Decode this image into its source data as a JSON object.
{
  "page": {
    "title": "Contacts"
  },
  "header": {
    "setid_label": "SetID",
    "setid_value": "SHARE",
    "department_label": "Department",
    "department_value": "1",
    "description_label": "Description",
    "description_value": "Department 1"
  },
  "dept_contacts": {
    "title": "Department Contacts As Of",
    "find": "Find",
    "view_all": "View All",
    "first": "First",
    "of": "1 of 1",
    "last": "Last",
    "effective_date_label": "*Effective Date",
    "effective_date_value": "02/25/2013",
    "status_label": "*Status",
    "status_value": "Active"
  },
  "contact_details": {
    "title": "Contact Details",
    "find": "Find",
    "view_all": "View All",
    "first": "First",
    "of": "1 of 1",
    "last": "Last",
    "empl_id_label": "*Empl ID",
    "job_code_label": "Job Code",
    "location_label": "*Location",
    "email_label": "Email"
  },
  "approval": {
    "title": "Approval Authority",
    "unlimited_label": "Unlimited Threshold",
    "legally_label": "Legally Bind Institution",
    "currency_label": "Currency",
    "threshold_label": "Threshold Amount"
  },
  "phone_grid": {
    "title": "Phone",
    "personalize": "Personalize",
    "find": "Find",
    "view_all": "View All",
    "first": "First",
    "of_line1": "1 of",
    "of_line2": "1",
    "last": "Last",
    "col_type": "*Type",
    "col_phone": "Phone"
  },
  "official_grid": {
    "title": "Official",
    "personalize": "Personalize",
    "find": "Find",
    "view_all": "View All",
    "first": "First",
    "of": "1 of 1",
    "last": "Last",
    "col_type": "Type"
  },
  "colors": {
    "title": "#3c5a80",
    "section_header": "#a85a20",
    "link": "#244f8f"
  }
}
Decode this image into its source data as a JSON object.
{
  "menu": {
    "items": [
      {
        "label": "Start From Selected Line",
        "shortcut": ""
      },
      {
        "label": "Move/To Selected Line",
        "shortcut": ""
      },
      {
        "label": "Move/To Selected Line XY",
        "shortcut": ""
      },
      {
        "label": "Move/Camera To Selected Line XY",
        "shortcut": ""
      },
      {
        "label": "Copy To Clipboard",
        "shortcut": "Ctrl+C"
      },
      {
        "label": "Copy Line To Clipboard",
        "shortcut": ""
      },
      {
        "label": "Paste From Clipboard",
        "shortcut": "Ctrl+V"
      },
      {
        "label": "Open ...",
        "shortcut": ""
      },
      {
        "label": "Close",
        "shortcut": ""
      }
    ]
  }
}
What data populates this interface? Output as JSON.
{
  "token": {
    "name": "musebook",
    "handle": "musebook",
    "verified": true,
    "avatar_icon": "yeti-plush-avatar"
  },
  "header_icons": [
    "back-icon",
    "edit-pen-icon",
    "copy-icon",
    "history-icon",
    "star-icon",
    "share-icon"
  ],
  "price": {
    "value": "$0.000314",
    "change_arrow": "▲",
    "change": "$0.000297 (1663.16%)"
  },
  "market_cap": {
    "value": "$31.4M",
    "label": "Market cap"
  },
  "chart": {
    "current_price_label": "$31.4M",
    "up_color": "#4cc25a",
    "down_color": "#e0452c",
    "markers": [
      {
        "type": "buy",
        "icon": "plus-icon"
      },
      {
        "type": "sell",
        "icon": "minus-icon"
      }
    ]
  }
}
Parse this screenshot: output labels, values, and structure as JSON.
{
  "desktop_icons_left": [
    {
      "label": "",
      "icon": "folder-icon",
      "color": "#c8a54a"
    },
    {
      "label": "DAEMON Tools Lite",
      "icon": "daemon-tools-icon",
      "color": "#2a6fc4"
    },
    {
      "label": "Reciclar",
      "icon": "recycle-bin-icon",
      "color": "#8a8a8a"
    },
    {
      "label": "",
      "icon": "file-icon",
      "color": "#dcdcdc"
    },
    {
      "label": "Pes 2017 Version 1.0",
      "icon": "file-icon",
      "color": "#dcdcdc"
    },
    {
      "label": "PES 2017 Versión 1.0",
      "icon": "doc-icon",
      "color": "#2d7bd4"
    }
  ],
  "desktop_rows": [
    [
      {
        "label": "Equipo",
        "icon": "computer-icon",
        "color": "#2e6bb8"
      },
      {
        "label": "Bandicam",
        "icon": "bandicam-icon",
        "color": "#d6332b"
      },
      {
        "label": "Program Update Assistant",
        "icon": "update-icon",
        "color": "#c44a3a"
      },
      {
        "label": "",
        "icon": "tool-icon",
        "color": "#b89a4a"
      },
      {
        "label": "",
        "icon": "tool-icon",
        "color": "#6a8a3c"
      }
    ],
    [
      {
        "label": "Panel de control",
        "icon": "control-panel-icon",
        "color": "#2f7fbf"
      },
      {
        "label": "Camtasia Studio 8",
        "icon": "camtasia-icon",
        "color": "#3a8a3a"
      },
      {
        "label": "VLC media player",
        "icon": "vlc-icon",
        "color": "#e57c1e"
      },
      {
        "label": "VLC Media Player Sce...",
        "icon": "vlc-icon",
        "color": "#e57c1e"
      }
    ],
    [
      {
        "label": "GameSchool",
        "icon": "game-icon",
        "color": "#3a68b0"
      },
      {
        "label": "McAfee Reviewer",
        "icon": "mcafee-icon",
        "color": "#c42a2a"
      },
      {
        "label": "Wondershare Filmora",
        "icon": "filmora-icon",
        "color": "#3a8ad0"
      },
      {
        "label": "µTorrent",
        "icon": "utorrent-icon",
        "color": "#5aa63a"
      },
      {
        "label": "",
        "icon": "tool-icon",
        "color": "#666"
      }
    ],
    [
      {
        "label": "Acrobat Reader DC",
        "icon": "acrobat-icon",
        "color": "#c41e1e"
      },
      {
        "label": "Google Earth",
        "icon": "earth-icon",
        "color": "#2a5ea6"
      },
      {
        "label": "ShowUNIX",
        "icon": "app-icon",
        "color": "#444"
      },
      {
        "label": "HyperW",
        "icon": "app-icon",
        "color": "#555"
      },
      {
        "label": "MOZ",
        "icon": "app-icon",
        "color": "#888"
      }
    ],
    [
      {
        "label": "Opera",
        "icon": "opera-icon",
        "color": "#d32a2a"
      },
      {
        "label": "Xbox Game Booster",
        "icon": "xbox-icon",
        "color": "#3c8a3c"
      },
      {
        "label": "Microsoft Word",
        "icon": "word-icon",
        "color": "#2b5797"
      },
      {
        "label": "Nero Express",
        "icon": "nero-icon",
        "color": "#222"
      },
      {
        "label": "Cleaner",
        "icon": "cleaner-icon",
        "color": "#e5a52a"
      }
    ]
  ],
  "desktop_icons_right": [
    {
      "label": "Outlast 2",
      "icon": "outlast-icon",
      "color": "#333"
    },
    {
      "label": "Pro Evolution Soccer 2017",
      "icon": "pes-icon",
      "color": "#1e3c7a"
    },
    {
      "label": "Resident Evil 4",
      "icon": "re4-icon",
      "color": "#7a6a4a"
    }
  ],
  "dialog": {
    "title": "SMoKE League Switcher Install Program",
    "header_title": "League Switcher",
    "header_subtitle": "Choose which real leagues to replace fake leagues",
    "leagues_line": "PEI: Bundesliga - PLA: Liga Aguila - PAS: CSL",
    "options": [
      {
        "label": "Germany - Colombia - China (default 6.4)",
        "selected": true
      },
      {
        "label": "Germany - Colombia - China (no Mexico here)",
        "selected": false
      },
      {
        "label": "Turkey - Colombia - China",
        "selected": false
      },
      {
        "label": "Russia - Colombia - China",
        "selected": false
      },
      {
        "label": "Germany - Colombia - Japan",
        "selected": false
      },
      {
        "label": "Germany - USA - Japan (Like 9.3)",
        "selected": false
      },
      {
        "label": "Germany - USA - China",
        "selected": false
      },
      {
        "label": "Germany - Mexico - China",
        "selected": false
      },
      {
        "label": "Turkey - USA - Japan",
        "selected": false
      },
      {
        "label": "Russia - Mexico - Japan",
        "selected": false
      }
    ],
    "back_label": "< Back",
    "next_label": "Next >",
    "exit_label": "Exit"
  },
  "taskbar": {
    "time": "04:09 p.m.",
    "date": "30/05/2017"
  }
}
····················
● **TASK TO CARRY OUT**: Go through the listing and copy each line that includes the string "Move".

● **SOLUTION**:
        "label": "Move/To Selected Line",
        "label": "Move/To Selected Line XY",
        "label": "Move/Camera To Selected Line XY",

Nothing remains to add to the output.